Ten tips to prepare for and do Internet videconferencing
For your online video session or conference, don't ever use a webcam that produces results like you are seeing now.That well, duh" piece of advice is my way of raising the subject that a ast night, a public relations representative for Internet videoconferencing and telephony service provider SightSpeed sent me something I would like to share with you now.
For your online video session or conference, don't ever use a webcam that produces results like you are seeing now.
That well, duh" piece of advice is my way of raising the subject that a ast night, a public relations representative for Internet videoconferencing and telephony service provider SightSpeed sent me something I would like to share with you now.
This is a 10-point tutorial on how to make your PC and surrounding work area video-ready for Webcam-based video conferencing.
To make sure you and your setup are, in fact ready for video conferencing, SightSpeed suggests that you:
Place the webcam on the top, center, of your screen or monitor : By placing your webcam on the top-center of your computer, it will appear as if you are looking at the person you are conversing with. If you place your webcam on the side of your monitor, the other party will only get a side view. This is only a good thing if you love your profile. Having the camera in the center also allows you to watch the person you are conversing with while making it appear as if you are keeping eye contact with them.
Make sure you have good lighting: It is crucial that you have good lighting. If there is a bright window or strong lighting behind you, it will make you look dark—but direct sunlight can make you look washed out. To achieve the perfect color, close your blinds or curtains and use indirect lighting to illuminate your face (no tanning required).
Position yourself correctly: You should not be too close or too far from the camera. Your face should be the centerpiece. When properly composed, you should appear with your head and shoulders nicely framed in the picture.

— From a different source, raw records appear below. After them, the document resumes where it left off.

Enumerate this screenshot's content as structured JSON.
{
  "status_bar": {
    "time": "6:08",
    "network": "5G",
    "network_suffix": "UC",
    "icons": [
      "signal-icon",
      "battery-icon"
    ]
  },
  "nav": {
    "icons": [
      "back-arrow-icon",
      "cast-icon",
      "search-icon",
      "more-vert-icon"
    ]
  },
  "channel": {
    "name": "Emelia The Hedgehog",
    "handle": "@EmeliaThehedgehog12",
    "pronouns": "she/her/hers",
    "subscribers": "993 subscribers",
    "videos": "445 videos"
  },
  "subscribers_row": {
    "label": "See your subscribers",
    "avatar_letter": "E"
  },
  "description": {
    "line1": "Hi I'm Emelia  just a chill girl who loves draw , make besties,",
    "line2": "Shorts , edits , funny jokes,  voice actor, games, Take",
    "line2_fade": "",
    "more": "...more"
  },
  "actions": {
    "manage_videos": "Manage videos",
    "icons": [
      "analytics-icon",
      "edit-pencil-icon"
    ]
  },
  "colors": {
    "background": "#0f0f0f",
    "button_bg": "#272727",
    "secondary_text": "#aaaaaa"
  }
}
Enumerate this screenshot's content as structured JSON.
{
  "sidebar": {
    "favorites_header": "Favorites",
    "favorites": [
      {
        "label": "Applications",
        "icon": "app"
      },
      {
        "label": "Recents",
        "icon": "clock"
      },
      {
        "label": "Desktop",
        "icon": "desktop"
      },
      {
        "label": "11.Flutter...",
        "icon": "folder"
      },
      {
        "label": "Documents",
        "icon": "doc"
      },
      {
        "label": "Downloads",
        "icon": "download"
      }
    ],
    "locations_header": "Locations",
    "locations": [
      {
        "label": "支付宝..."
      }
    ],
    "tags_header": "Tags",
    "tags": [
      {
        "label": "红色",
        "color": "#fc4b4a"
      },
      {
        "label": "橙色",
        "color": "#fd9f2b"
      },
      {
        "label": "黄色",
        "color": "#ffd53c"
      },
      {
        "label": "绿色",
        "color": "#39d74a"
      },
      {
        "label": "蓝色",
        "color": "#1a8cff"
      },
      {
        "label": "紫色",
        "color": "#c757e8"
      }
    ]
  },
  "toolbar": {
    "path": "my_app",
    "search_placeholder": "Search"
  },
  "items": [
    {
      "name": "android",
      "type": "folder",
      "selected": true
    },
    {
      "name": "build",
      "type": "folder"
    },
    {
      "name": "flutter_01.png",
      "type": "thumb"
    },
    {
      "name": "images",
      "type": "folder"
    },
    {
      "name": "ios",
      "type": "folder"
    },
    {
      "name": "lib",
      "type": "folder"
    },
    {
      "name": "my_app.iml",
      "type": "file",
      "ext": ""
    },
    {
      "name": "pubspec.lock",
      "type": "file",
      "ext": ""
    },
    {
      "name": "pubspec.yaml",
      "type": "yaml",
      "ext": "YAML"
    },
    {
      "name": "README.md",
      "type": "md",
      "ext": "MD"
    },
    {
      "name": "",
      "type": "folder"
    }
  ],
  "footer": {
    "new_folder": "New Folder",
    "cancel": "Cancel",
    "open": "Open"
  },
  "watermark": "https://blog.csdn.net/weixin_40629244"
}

Use a good webcam: SightSpeed can transmit 30 frames per second, which is what televisions receive. Some webcams cannot keep up and detract from what otherwise would be a good image. In the case of webcams, price infers quality. As a rule of thumb, stay away from anything under $50 and look for CCD sensor cameras to get better picture quality.
Headsets and sound quality: The best way to ensure good audio is by using a headset with an attached microphone. This will eliminate feedback problems, such as echoing, and background noises that might occur when using a computer with speakers and a microphone.
Limit your movements while on camera: Movements like waving your hands or rocking in your chair will cause a lag in the video. It may also make the other participants to become dizzy and sick to their stomachs.
Dress for TV: If you wear clothing with large patterns, shiny clothing or distracting jewelry, slight movements will cause the video software to spend a lot of time compressing and decompressing the images on your clothing. This will make your face and head movements unclear, and these are the most important.
Internet connection: Broadband service is recommended over other Internet access services. Your connection speed, as well as the connection speed of the person with whom you are conversing, directly impact the quality of your video experience. Slower connection speeds result in fuzzy or paused video and choppy audio.
Be yourself: Speak naturally and clearly. Imagine that the person you are conversing with is in the same room as you because…they are. Enjoy!
Be Safe: Don’t give out information that you wouldn’t give to a stranger. Just because it’s the Internet doesn’t mean it’s safer! And hey…you can always “google” the person before you meet on SightSpeed! Know the person you’re talking to.
All of these pointers, along with an average one-minute video explaining each, can be accessed from this page.